Start of Data shown

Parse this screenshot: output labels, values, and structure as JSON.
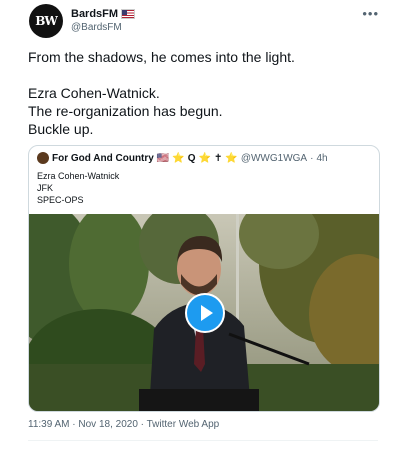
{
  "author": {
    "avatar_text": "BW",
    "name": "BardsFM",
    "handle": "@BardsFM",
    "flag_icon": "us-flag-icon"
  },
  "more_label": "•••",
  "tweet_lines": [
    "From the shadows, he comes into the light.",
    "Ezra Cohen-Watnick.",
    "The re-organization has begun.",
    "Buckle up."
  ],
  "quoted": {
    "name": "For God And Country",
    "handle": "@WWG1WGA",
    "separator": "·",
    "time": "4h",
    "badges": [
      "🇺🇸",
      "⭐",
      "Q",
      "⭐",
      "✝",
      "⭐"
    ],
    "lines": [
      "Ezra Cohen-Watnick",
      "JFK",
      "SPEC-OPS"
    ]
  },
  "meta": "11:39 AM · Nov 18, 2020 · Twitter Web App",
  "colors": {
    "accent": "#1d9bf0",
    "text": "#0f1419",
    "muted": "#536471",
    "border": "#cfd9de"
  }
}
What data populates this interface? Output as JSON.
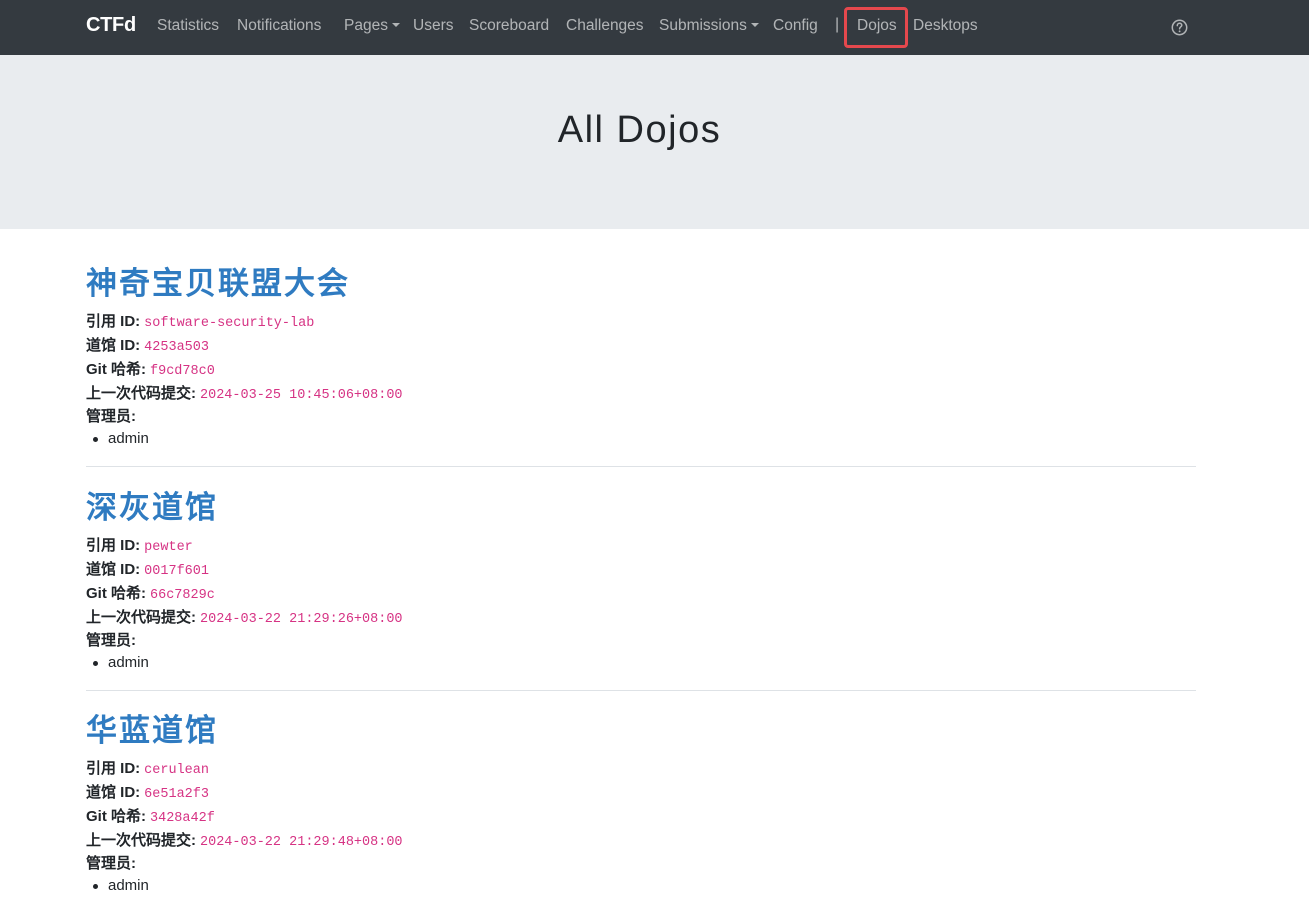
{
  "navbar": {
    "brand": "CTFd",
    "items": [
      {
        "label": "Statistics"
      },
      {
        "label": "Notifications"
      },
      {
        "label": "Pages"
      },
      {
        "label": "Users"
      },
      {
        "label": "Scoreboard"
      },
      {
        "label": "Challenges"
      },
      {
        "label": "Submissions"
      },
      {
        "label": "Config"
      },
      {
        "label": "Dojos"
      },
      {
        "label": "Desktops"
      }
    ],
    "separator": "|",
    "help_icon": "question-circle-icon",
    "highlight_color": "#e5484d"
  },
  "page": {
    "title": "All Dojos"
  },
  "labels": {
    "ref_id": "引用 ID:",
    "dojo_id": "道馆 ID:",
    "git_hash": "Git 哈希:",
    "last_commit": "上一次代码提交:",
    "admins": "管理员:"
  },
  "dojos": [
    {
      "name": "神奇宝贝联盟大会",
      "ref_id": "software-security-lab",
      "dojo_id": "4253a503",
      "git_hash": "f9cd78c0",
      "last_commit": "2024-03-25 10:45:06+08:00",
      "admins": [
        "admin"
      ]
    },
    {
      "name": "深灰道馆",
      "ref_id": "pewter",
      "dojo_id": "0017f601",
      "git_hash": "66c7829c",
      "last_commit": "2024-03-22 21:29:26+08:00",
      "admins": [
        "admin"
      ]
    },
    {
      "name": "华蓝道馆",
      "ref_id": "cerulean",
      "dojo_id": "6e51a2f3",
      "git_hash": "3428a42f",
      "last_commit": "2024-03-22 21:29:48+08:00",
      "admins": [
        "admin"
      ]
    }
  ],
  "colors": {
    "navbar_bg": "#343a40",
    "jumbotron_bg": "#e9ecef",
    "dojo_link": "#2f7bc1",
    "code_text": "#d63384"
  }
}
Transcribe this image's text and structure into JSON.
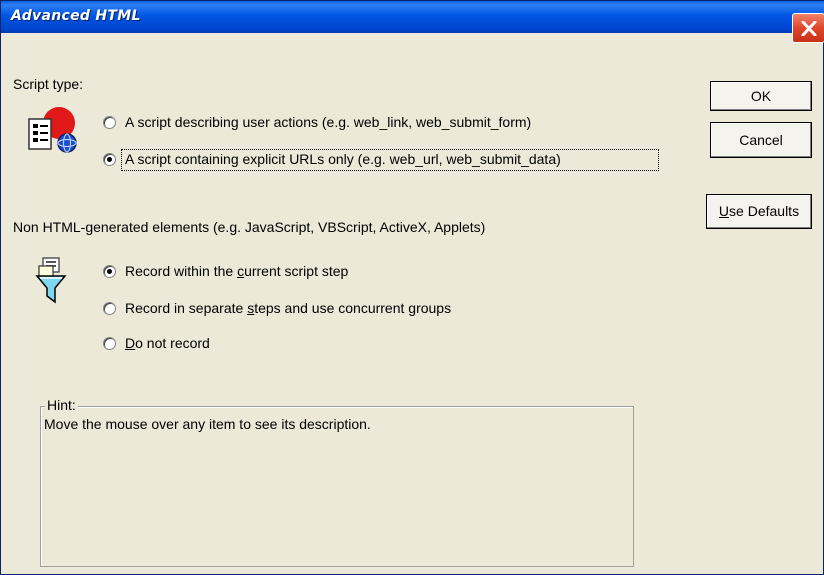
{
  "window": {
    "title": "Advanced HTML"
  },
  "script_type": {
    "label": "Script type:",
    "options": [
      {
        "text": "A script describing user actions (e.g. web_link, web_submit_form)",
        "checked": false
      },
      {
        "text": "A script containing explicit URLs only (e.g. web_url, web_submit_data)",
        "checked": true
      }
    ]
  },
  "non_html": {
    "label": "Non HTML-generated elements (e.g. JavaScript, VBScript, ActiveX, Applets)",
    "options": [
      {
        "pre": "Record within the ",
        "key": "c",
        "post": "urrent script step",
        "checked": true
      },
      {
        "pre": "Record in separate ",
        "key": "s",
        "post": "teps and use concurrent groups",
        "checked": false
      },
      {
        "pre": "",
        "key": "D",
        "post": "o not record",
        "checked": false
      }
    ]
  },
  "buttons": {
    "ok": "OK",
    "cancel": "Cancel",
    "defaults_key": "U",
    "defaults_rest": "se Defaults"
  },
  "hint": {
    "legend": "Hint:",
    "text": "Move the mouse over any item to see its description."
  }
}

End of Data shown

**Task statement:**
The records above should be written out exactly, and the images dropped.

**Exercise output:**
Parse this screenshot: output labels, values, and structure as JSON.
{
  "author": {
    "avatar_text": "BW",
    "name": "BardsFM",
    "handle": "@BardsFM",
    "flag_icon": "us-flag-icon"
  },
  "more_label": "•••",
  "tweet_lines": [
    "From the shadows, he comes into the light.",
    "Ezra Cohen-Watnick.",
    "The re-organization has begun.",
    "Buckle up."
  ],
  "quoted": {
    "name": "For God And Country",
    "handle": "@WWG1WGA",
    "separator": "·",
    "time": "4h",
    "badges": [
      "🇺🇸",
      "⭐",
      "Q",
      "⭐",
      "✝",
      "⭐"
    ],
    "lines": [
      "Ezra Cohen-Watnick",
      "JFK",
      "SPEC-OPS"
    ]
  },
  "meta": "11:39 AM · Nov 18, 2020 · Twitter Web App",
  "colors": {
    "accent": "#1d9bf0",
    "text": "#0f1419",
    "muted": "#536471",
    "border": "#cfd9de"
  }
}
What data populates this interface? Output as JSON.
{
  "navbar": {
    "brand": "CTFd",
    "items": [
      {
        "label": "Statistics"
      },
      {
        "label": "Notifications"
      },
      {
        "label": "Pages"
      },
      {
        "label": "Users"
      },
      {
        "label": "Scoreboard"
      },
      {
        "label": "Challenges"
      },
      {
        "label": "Submissions"
      },
      {
        "label": "Config"
      },
      {
        "label": "Dojos"
      },
      {
        "label": "Desktops"
      }
    ],
    "separator": "|",
    "help_icon": "question-circle-icon",
    "highlight_color": "#e5484d"
  },
  "page": {
    "title": "All Dojos"
  },
  "labels": {
    "ref_id": "引用 ID:",
    "dojo_id": "道馆 ID:",
    "git_hash": "Git 哈希:",
    "last_commit": "上一次代码提交:",
    "admins": "管理员:"
  },
  "dojos": [
    {
      "name": "神奇宝贝联盟大会",
      "ref_id": "software-security-lab",
      "dojo_id": "4253a503",
      "git_hash": "f9cd78c0",
      "last_commit": "2024-03-25 10:45:06+08:00",
      "admins": [
        "admin"
      ]
    },
    {
      "name": "深灰道馆",
      "ref_id": "pewter",
      "dojo_id": "0017f601",
      "git_hash": "66c7829c",
      "last_commit": "2024-03-22 21:29:26+08:00",
      "admins": [
        "admin"
      ]
    },
    {
      "name": "华蓝道馆",
      "ref_id": "cerulean",
      "dojo_id": "6e51a2f3",
      "git_hash": "3428a42f",
      "last_commit": "2024-03-22 21:29:48+08:00",
      "admins": [
        "admin"
      ]
    }
  ],
  "colors": {
    "navbar_bg": "#343a40",
    "jumbotron_bg": "#e9ecef",
    "dojo_link": "#2f7bc1",
    "code_text": "#d63384"
  }
}
Transcribe this image's text and structure into JSON.
{
  "window": {
    "title": "Advanced HTML"
  },
  "script_type": {
    "label": "Script type:",
    "options": [
      {
        "text": "A script describing user actions (e.g. web_link, web_submit_form)",
        "checked": false
      },
      {
        "text": "A script containing explicit URLs only (e.g. web_url, web_submit_data)",
        "checked": true
      }
    ]
  },
  "non_html": {
    "label": "Non HTML-generated elements (e.g. JavaScript, VBScript, ActiveX, Applets)",
    "options": [
      {
        "pre": "Record within the ",
        "key": "c",
        "post": "urrent script step",
        "checked": true
      },
      {
        "pre": "Record in separate ",
        "key": "s",
        "post": "teps and use concurrent groups",
        "checked": false
      },
      {
        "pre": "",
        "key": "D",
        "post": "o not record",
        "checked": false
      }
    ]
  },
  "buttons": {
    "ok": "OK",
    "cancel": "Cancel",
    "defaults_key": "U",
    "defaults_rest": "se Defaults"
  },
  "hint": {
    "legend": "Hint:",
    "text": "Move the mouse over any item to see its description."
  }
}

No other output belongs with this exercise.